THE PROBLEM:
Which of the lines below hold the word "Varsayılan"? Pull each of them out.

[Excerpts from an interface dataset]
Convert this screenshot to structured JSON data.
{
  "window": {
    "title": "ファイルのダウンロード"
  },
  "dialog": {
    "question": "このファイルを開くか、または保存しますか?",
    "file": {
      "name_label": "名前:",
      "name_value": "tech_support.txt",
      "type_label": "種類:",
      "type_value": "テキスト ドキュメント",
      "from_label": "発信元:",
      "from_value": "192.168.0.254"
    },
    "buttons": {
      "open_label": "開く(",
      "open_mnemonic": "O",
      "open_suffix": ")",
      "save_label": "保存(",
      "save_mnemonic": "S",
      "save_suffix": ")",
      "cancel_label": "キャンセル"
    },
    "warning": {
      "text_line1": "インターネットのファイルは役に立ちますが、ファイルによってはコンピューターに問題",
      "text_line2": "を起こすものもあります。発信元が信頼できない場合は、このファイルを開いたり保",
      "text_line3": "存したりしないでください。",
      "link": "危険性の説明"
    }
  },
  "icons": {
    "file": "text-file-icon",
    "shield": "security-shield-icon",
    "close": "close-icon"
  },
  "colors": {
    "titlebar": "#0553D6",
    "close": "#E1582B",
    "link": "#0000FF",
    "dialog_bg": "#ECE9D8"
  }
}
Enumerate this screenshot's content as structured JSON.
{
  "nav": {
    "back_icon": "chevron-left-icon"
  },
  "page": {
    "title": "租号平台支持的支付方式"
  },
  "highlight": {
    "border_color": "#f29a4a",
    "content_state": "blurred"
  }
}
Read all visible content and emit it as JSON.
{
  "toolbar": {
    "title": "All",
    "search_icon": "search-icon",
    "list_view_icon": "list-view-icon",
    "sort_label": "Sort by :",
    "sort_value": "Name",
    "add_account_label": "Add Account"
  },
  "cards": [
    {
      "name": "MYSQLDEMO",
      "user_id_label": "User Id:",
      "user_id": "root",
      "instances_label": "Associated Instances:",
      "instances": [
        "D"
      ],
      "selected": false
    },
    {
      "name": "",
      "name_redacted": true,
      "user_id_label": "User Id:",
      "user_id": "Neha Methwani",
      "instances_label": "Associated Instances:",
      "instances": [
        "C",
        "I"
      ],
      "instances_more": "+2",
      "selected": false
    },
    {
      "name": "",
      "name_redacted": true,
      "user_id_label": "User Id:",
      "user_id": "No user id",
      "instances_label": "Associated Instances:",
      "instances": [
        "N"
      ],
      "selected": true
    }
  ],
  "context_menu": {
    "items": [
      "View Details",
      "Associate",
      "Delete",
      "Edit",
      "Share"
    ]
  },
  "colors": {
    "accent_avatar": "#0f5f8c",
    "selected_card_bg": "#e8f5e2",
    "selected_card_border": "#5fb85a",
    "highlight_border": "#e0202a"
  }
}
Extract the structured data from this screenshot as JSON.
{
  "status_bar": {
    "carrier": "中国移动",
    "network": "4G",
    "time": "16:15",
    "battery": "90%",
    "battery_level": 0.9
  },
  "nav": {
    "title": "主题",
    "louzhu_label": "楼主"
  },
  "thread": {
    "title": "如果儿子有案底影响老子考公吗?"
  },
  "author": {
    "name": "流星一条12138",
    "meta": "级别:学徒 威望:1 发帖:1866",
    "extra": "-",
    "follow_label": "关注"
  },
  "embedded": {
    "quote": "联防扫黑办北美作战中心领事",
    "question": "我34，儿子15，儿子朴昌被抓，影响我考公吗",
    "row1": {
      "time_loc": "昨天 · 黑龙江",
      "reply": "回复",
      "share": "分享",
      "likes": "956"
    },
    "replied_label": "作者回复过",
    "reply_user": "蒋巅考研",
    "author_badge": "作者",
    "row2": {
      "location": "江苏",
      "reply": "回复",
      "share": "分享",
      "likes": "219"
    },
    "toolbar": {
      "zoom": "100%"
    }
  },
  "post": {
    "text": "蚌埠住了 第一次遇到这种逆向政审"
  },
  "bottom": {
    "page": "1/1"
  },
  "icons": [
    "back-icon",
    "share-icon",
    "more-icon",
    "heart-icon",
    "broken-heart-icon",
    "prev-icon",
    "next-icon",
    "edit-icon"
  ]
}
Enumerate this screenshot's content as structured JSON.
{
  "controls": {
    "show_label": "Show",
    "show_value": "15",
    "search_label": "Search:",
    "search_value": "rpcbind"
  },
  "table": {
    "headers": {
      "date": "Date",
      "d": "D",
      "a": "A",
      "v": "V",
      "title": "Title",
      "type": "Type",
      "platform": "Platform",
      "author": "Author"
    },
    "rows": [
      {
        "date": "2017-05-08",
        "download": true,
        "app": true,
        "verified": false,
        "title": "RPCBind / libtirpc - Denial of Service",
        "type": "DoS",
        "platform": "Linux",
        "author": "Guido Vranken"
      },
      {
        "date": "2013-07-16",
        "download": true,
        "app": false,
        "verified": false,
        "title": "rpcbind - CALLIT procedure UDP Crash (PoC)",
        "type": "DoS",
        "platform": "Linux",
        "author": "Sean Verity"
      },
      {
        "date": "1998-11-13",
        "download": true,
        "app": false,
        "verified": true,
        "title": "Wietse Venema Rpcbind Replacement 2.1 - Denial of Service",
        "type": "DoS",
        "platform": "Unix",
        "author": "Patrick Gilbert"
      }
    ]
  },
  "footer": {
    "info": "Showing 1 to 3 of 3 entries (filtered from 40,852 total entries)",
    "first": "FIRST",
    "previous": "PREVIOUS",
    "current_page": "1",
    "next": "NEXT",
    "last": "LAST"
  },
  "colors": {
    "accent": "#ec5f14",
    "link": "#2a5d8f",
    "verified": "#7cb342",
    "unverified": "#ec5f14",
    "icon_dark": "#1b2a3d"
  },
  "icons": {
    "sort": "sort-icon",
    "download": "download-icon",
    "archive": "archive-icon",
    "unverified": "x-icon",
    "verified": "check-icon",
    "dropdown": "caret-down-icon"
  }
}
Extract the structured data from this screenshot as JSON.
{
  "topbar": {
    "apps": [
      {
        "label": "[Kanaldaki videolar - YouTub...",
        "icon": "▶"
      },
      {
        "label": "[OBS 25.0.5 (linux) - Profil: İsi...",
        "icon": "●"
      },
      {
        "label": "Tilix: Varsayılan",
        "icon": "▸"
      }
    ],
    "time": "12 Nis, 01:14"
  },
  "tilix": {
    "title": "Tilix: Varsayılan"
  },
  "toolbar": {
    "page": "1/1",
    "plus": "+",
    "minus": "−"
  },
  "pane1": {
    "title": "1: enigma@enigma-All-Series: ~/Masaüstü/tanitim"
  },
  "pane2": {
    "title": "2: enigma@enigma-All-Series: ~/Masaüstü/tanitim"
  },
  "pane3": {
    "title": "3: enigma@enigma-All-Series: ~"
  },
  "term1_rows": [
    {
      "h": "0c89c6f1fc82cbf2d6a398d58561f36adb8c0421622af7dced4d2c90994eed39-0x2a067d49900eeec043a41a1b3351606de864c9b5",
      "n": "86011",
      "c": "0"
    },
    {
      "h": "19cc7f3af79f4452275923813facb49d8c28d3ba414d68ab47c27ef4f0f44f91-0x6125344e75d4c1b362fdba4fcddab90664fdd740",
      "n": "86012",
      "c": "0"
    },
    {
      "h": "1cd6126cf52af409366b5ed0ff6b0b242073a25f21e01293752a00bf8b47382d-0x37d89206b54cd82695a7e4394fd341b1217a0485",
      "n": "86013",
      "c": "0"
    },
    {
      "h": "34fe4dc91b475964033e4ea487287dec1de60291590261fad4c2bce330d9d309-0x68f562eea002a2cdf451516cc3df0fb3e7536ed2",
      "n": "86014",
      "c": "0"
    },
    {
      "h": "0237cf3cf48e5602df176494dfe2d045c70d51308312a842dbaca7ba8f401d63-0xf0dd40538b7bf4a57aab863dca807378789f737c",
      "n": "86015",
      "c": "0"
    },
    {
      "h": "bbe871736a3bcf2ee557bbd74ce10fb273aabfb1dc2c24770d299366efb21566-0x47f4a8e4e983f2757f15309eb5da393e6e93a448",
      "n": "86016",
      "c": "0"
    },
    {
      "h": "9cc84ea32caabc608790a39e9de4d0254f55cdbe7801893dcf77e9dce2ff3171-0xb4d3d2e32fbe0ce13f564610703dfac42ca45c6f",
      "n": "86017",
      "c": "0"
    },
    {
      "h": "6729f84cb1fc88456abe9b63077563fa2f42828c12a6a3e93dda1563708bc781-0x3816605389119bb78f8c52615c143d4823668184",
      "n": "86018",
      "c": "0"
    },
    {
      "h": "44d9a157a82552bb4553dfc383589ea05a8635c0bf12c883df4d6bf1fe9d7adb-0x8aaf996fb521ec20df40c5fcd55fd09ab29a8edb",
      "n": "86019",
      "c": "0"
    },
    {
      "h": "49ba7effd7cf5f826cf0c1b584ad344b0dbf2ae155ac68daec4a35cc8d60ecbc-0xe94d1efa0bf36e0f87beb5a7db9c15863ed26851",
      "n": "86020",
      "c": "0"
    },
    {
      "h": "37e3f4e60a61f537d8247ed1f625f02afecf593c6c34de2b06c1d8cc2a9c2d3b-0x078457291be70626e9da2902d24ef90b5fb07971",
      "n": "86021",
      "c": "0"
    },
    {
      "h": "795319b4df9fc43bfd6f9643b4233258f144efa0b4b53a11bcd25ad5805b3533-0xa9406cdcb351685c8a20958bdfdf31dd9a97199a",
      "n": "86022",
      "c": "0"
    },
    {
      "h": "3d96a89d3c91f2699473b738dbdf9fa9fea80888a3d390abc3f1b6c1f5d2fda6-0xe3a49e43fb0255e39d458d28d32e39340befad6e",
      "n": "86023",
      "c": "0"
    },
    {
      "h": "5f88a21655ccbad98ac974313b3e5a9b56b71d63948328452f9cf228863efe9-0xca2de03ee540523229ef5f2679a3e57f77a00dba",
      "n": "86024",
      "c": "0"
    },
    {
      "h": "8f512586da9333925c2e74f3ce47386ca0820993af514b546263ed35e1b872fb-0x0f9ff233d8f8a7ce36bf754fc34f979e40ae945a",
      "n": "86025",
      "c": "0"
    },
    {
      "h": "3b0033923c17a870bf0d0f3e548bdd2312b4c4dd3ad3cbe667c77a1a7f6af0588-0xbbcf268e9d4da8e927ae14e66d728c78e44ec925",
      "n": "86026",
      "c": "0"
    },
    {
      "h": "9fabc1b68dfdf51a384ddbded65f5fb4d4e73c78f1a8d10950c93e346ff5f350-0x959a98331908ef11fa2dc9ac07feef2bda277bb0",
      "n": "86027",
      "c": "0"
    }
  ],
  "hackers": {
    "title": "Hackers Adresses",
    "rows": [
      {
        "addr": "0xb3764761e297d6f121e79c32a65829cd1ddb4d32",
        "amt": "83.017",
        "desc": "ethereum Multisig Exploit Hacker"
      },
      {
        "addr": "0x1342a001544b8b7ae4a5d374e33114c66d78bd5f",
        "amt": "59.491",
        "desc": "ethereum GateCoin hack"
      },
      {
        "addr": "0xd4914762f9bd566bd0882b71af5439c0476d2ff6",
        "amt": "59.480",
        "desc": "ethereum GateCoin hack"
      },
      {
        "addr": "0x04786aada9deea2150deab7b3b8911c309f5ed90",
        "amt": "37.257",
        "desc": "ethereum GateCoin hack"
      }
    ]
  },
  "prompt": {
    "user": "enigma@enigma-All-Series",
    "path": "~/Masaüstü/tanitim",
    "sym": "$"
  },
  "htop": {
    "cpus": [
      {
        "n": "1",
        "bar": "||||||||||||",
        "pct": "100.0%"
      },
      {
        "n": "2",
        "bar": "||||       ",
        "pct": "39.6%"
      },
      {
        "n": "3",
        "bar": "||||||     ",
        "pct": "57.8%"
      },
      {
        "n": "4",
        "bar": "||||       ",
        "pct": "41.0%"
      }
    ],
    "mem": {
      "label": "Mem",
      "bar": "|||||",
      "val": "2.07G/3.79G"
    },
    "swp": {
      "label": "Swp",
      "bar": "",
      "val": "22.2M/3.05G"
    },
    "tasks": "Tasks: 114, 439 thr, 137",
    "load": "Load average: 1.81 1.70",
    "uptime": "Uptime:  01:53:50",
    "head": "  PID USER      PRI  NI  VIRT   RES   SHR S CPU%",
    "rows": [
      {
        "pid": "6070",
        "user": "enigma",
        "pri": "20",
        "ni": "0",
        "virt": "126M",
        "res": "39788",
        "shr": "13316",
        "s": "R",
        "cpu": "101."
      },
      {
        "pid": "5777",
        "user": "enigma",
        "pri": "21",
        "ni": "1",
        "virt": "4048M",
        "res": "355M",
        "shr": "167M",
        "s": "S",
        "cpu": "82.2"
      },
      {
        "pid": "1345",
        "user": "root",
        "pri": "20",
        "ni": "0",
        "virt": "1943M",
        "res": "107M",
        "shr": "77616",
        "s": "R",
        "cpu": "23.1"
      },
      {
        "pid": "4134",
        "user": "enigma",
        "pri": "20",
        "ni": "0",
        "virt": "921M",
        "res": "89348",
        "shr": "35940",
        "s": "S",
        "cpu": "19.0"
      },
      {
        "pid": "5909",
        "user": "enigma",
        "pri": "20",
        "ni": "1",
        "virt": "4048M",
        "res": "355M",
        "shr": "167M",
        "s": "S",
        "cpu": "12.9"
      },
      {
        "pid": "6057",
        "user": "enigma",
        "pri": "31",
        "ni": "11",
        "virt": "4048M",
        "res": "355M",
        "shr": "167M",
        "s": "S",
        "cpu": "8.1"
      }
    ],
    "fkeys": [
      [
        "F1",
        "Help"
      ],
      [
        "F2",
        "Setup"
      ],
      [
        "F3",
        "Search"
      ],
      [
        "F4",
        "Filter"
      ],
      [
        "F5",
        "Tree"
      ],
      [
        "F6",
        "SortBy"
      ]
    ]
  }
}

RESPONSE BOX:
        "label": "Tilix: Varsayılan",
    "title": "Tilix: Varsayılan"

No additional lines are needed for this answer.